In most cases, the bleeding will be quite heavy for two to three days before settling down. You may experience cramps for which you can take painkillers at home.

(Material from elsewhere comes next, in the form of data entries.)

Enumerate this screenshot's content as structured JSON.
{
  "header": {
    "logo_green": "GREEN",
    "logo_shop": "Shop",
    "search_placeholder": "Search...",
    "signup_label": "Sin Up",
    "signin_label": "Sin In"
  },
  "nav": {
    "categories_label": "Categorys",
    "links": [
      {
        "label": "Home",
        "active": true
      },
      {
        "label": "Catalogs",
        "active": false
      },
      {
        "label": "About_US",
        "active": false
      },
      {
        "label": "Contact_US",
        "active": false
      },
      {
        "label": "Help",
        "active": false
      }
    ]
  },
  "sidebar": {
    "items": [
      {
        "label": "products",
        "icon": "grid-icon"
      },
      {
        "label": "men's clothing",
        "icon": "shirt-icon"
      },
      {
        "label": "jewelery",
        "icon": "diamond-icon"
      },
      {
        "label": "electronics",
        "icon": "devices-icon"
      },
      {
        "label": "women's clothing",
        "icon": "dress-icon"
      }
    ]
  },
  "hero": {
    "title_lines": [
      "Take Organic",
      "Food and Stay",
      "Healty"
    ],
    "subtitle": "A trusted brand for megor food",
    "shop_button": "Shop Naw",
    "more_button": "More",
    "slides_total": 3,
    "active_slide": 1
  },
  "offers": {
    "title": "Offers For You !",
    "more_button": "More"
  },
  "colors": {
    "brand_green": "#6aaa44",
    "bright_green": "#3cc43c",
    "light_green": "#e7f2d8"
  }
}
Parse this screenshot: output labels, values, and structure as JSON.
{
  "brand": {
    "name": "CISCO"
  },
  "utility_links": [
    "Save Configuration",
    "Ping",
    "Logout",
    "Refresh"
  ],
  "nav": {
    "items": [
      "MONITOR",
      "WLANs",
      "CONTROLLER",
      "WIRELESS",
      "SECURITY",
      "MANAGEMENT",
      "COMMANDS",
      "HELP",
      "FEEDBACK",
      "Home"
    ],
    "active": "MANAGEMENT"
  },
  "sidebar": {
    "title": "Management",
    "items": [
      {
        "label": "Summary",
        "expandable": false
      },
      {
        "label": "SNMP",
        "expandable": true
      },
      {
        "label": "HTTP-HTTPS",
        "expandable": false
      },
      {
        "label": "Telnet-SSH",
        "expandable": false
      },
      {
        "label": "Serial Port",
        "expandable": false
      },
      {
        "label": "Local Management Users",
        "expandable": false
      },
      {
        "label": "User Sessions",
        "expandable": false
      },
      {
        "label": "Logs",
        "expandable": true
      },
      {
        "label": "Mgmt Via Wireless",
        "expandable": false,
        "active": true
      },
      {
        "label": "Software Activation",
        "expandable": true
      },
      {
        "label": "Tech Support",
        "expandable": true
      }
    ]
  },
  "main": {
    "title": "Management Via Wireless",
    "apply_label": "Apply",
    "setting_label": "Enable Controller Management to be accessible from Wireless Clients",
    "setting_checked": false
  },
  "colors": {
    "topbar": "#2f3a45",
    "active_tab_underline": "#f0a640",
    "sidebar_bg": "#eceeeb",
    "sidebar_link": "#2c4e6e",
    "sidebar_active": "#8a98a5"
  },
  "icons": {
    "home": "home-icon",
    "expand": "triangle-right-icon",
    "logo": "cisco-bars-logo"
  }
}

When a patient obtains in-person follow-up after medication abortion, transvaginal ultrasonography is commonly used, although it is not required 5. Incorrect interpretation of ultrasound examination results can lead to unnecessary interventions such as an unneeded uterine aspiration 5. If an ultrasound examination is performed at follow-up after medication abortion, the sole purpose is to determine whether the gestational sac is present or absent. The measurement of endometrial thickness or other findings do not predict the need for subsequent uterine aspiration 113. In research trials, when a transvaginal ultrasound examination shows no evidence of a gestational sac 1 week after mifepristone use, only 1.6% of patients needed subsequent uterine evacuation 113.